** Opening DATASET EXCERPTS block **

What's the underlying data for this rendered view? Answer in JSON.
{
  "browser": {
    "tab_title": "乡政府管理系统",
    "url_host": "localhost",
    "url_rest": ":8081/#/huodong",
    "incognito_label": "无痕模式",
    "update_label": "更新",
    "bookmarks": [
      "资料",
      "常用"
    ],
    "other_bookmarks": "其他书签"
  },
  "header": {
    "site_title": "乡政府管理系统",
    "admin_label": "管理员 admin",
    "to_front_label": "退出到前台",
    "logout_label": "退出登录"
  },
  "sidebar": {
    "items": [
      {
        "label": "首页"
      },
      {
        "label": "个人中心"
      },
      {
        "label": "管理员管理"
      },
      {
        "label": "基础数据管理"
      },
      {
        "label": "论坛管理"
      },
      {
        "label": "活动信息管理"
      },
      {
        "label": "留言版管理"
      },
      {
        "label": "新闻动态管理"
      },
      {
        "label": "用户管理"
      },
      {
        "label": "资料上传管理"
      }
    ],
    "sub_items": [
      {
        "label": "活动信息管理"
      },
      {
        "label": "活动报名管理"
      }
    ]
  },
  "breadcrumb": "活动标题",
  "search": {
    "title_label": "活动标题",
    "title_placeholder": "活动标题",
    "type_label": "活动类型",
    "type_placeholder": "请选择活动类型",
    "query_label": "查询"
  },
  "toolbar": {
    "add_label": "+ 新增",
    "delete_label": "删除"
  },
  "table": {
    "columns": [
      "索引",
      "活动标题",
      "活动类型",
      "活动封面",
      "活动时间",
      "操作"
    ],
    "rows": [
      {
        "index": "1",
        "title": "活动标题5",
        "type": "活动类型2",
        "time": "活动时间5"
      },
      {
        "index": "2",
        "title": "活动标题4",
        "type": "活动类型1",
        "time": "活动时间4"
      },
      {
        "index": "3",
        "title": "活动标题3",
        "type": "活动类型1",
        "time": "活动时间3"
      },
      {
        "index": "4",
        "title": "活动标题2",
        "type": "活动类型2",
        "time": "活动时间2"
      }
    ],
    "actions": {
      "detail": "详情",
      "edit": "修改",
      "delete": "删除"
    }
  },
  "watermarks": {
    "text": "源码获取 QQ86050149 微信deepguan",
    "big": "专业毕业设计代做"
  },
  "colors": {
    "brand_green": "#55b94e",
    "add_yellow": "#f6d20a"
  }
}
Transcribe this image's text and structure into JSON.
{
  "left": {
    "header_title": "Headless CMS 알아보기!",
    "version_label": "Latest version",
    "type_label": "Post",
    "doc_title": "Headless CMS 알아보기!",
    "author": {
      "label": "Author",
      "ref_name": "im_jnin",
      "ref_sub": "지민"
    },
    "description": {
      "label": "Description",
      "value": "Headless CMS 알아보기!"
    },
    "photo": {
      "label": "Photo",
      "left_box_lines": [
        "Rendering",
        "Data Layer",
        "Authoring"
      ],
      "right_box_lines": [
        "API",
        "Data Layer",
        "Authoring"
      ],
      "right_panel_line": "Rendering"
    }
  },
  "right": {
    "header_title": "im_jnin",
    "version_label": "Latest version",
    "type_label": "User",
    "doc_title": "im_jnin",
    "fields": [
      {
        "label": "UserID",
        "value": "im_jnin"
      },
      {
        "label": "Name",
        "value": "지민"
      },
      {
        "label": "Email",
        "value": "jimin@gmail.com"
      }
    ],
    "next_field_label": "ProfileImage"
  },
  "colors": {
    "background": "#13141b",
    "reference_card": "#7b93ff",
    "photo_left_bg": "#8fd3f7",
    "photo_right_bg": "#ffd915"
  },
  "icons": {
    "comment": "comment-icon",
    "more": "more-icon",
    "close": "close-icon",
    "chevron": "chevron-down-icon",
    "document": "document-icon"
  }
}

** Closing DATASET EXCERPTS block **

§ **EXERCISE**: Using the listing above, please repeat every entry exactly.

§ **ANSWER SECTION**:
What's the underlying data for this rendered view? Answer in JSON.
{
  "browser": {
    "tab_title": "乡政府管理系统",
    "url_host": "localhost",
    "url_rest": ":8081/#/huodong",
    "incognito_label": "无痕模式",
    "update_label": "更新",
    "bookmarks": [
      "资料",
      "常用"
    ],
    "other_bookmarks": "其他书签"
  },
  "header": {
    "site_title": "乡政府管理系统",
    "admin_label": "管理员 admin",
    "to_front_label": "退出到前台",
    "logout_label": "退出登录"
  },
  "sidebar": {
    "items": [
      {
        "label": "首页"
      },
      {
        "label": "个人中心"
      },
      {
        "label": "管理员管理"
      },
      {
        "label": "基础数据管理"
      },
      {
        "label": "论坛管理"
      },
      {
        "label": "活动信息管理"
      },
      {
        "label": "留言版管理"
      },
      {
        "label": "新闻动态管理"
      },
      {
        "label": "用户管理"
      },
      {
        "label": "资料上传管理"
      }
    ],
    "sub_items": [
      {
        "label": "活动信息管理"
      },
      {
        "label": "活动报名管理"
      }
    ]
  },
  "breadcrumb": "活动标题",
  "search": {
    "title_label": "活动标题",
    "title_placeholder": "活动标题",
    "type_label": "活动类型",
    "type_placeholder": "请选择活动类型",
    "query_label": "查询"
  },
  "toolbar": {
    "add_label": "+ 新增",
    "delete_label": "删除"
  },
  "table": {
    "columns": [
      "索引",
      "活动标题",
      "活动类型",
      "活动封面",
      "活动时间",
      "操作"
    ],
    "rows": [
      {
        "index": "1",
        "title": "活动标题5",
        "type": "活动类型2",
        "time": "活动时间5"
      },
      {
        "index": "2",
        "title": "活动标题4",
        "type": "活动类型1",
        "time": "活动时间4"
      },
      {
        "index": "3",
        "title": "活动标题3",
        "type": "活动类型1",
        "time": "活动时间3"
      },
      {
        "index": "4",
        "title": "活动标题2",
        "type": "活动类型2",
        "time": "活动时间2"
      }
    ],
    "actions": {
      "detail": "详情",
      "edit": "修改",
      "delete": "删除"
    }
  },
  "watermarks": {
    "text": "源码获取 QQ86050149 微信deepguan",
    "big": "专业毕业设计代做"
  },
  "colors": {
    "brand_green": "#55b94e",
    "add_yellow": "#f6d20a"
  }
}
Transcribe this image's text and structure into JSON.
{
  "left": {
    "header_title": "Headless CMS 알아보기!",
    "version_label": "Latest version",
    "type_label": "Post",
    "doc_title": "Headless CMS 알아보기!",
    "author": {
      "label": "Author",
      "ref_name": "im_jnin",
      "ref_sub": "지민"
    },
    "description": {
      "label": "Description",
      "value": "Headless CMS 알아보기!"
    },
    "photo": {
      "label": "Photo",
      "left_box_lines": [
        "Rendering",
        "Data Layer",
        "Authoring"
      ],
      "right_box_lines": [
        "API",
        "Data Layer",
        "Authoring"
      ],
      "right_panel_line": "Rendering"
    }
  },
  "right": {
    "header_title": "im_jnin",
    "version_label": "Latest version",
    "type_label": "User",
    "doc_title": "im_jnin",
    "fields": [
      {
        "label": "UserID",
        "value": "im_jnin"
      },
      {
        "label": "Name",
        "value": "지민"
      },
      {
        "label": "Email",
        "value": "jimin@gmail.com"
      }
    ],
    "next_field_label": "ProfileImage"
  },
  "colors": {
    "background": "#13141b",
    "reference_card": "#7b93ff",
    "photo_left_bg": "#8fd3f7",
    "photo_right_bg": "#ffd915"
  },
  "icons": {
    "comment": "comment-icon",
    "more": "more-icon",
    "close": "close-icon",
    "chevron": "chevron-down-icon",
    "document": "document-icon"
  }
}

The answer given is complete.